Q. James, in the off-season you made it abundantly clear you wanted a teammate that could help push you and the team forward. Four races in, has Rob done that?
JAMES HINCHCLIFFE: Yeah, you could say that. That would be the understatement of the year, I think. I think every single member of the team and every department of the team has benefitted from Robby being here. He's pushed the engineers a lot. He's brought a lot of insight on the mechanical side, things just that he's experienced in his career, and then I don't think anybody has benefitted as much as I have just because having a strong driver in the second car is the only way to make a team really better having two strong drivers I should say, and Robby and I luckily enjoy very similar setups. I think that's one of the big problems I've had the last couple seasons is my teammates have been quick at times, but we use very different race cars to achieve that. Him and I like very similar cars. We'll come in from a session and look at the data trace, and they almost look like they overlap completely with one or two exceptions, and we learn each other's one or two exceptions and we both get better. That's the essence of teamwork in motorsports.

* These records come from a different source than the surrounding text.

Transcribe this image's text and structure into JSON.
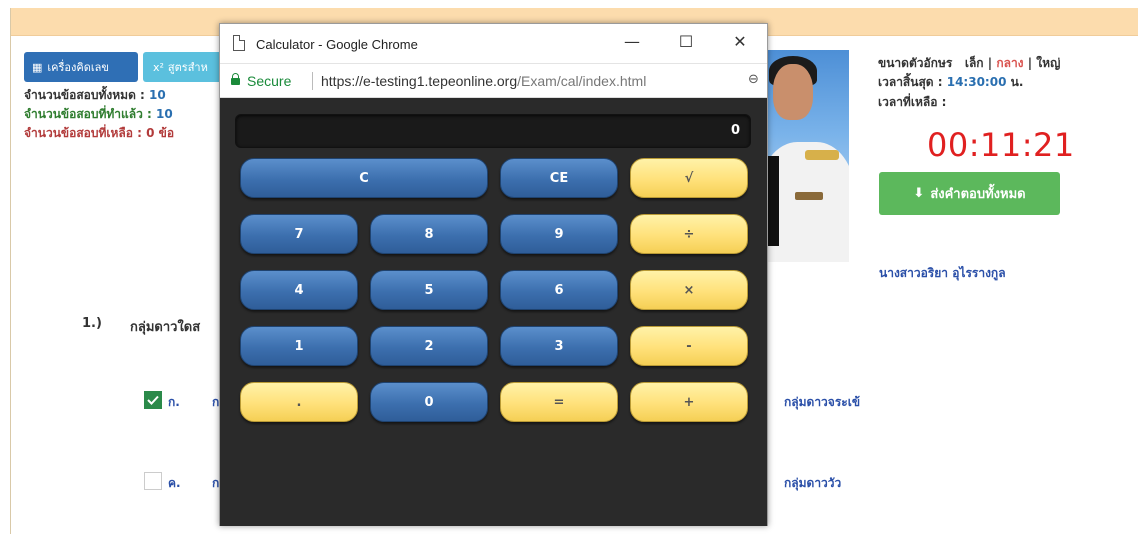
{
  "toolbar": {
    "calculator_label": "เครื่องคิดเลข",
    "formula_label": "สูตรสำห",
    "formula_prefix": "x²"
  },
  "stats": {
    "total_label": "จำนวนข้อสอบทั้งหมด : ",
    "total_value": "10",
    "done_label": "จำนวนข้อสอบที่ทำแล้ว : ",
    "done_value": "10",
    "remaining_label": "จำนวนข้อสอบที่เหลือ : ",
    "remaining_value": "0 ข้อ"
  },
  "info": {
    "font_size_label": "ขนาดตัวอักษร",
    "font_small": "เล็ก",
    "font_medium": "กลาง",
    "font_large": "ใหญ่",
    "end_time_label": "เวลาสิ้นสุด : ",
    "end_time_value": "14:30:00",
    "end_time_unit": " น.",
    "time_left_label": "เวลาที่เหลือ :",
    "countdown": "00:11:21",
    "submit_label": "ส่งคำตอบทั้งหมด",
    "student_name": "นางสาวอริยา อุไรรางกูล"
  },
  "question": {
    "number": "1.)",
    "text": "กลุ่มดาวใดส",
    "options": [
      {
        "label": "ก.",
        "stub": "ก",
        "right": "กลุ่มดาวจระเข้",
        "checked": true
      },
      {
        "label": "ค.",
        "stub": "ก",
        "right": "กลุ่มดาววัว",
        "checked": false
      }
    ]
  },
  "chrome": {
    "title": "Calculator - Google Chrome",
    "minimize": "—",
    "maximize": "☐",
    "close": "✕",
    "secure": "Secure",
    "url_main": "https://e-testing1.tepeonline.org",
    "url_path": "/Exam/cal/index.html"
  },
  "calculator": {
    "display": "0",
    "keys": {
      "c": "C",
      "ce": "CE",
      "sqrt": "√",
      "k7": "7",
      "k8": "8",
      "k9": "9",
      "div": "÷",
      "k4": "4",
      "k5": "5",
      "k6": "6",
      "mul": "×",
      "k1": "1",
      "k2": "2",
      "k3": "3",
      "sub": "-",
      "dot": ".",
      "k0": "0",
      "eq": "=",
      "add": "+"
    }
  },
  "colors": {
    "accent_blue": "#2f6fb5",
    "success_green": "#5cb85c",
    "countdown_red": "#e02020",
    "key_blue": "#3c6fae",
    "key_yellow": "#ffe17a"
  }
}
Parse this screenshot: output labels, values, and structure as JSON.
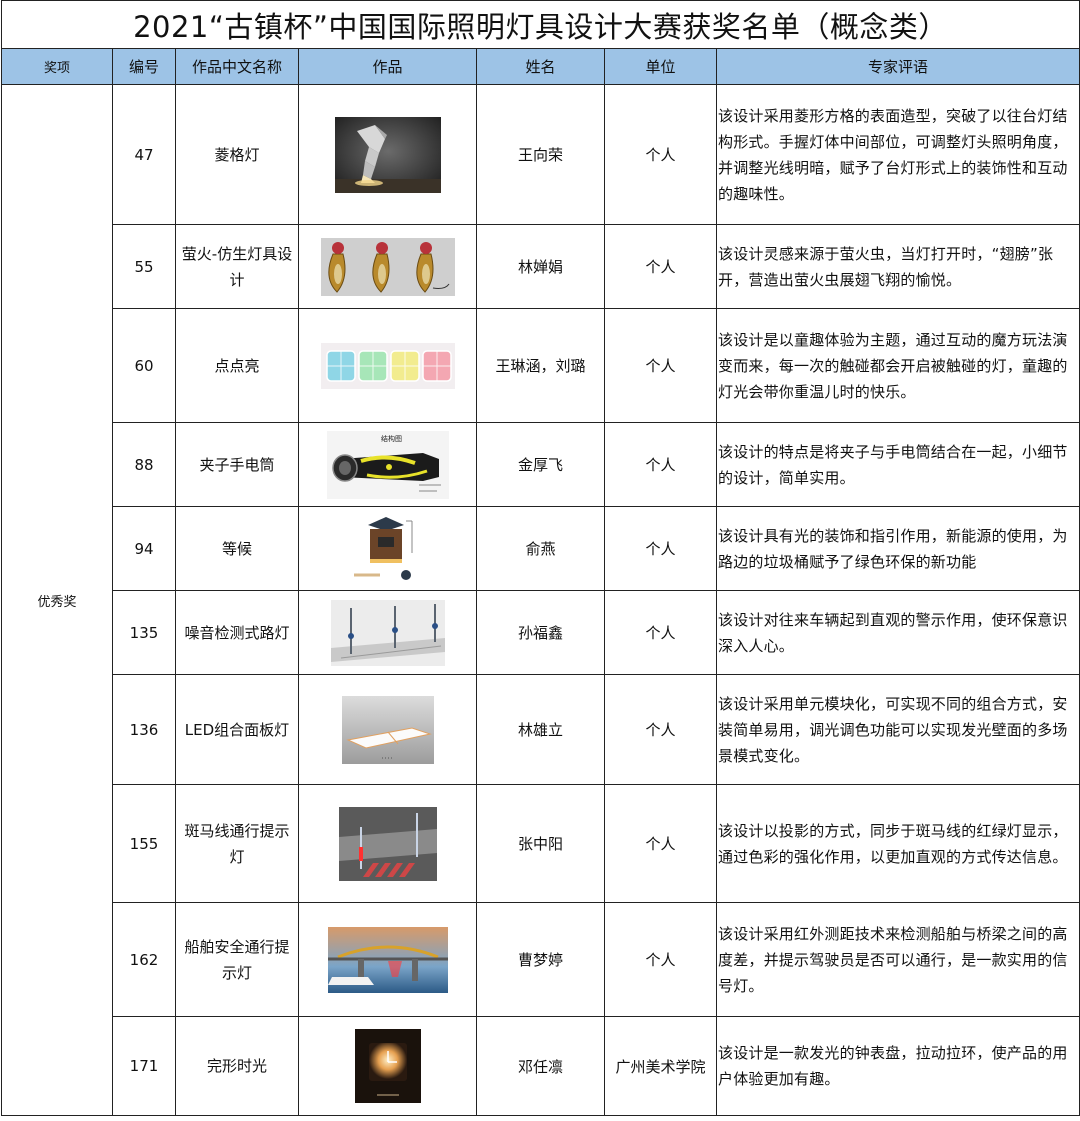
{
  "title": "2021“古镇杯”中国国际照明灯具设计大赛获奖名单（概念类）",
  "columns": [
    "奖项",
    "编号",
    "作品中文名称",
    "作品",
    "姓名",
    "单位",
    "专家评语"
  ],
  "award": "优秀奖",
  "rows": [
    {
      "no": "47",
      "work_name": "菱格灯",
      "author": "王向荣",
      "unit": "个人",
      "comment": "该设计采用菱形方格的表面造型，突破了以往台灯结构形式。手握灯体中间部位，可调整灯头照明角度，并调整光线明暗，赋予了台灯形式上的装饰性和互动的趣味性。"
    },
    {
      "no": "55",
      "work_name": "萤火-仿生灯具设计",
      "author": "林婵娟",
      "unit": "个人",
      "comment": "该设计灵感来源于萤火虫，当灯打开时，“翅膀”张开，营造出萤火虫展翅飞翔的愉悦。"
    },
    {
      "no": "60",
      "work_name": "点点亮",
      "author": "王琳涵，刘璐",
      "unit": "个人",
      "comment": "该设计是以童趣体验为主题，通过互动的魔方玩法演变而来，每一次的触碰都会开启被触碰的灯，童趣的灯光会带你重温儿时的快乐。"
    },
    {
      "no": "88",
      "work_name": "夹子手电筒",
      "author": "金厚飞",
      "unit": "个人",
      "comment": "该设计的特点是将夹子与手电筒结合在一起，小细节的设计，简单实用。",
      "image_label": "结构图"
    },
    {
      "no": "94",
      "work_name": "等候",
      "author": "俞燕",
      "unit": "个人",
      "comment": "该设计具有光的装饰和指引作用，新能源的使用，为路边的垃圾桶赋予了绿色环保的新功能"
    },
    {
      "no": "135",
      "work_name": "噪音检测式路灯",
      "author": "孙福鑫",
      "unit": "个人",
      "comment": "该设计对往来车辆起到直观的警示作用，使环保意识深入人心。"
    },
    {
      "no": "136",
      "work_name": "LED组合面板灯",
      "author": "林雄立",
      "unit": "个人",
      "comment": "该设计采用单元模块化，可实现不同的组合方式，安装简单易用，调光调色功能可以实现发光壁面的多场景模式变化。"
    },
    {
      "no": "155",
      "work_name": "斑马线通行提示灯",
      "author": "张中阳",
      "unit": "个人",
      "comment": "该设计以投影的方式，同步于斑马线的红绿灯显示，通过色彩的强化作用，以更加直观的方式传达信息。"
    },
    {
      "no": "162",
      "work_name": "船舶安全通行提示灯",
      "author": "曹梦婷",
      "unit": "个人",
      "comment": "该设计采用红外测距技术来检测船舶与桥梁之间的高度差，并提示驾驶员是否可以通行，是一款实用的信号灯。"
    },
    {
      "no": "171",
      "work_name": "完形时光",
      "author": "邓任凛",
      "unit": "广州美术学院",
      "comment": "该设计是一款发光的钟表盘，拉动拉环，使产品的用户体验更加有趣。"
    }
  ],
  "colors": {
    "header_bg": "#9dc3e6",
    "border": "#222222"
  }
}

Yeah, I think Robby has made the team better in every department over the first four races of the season.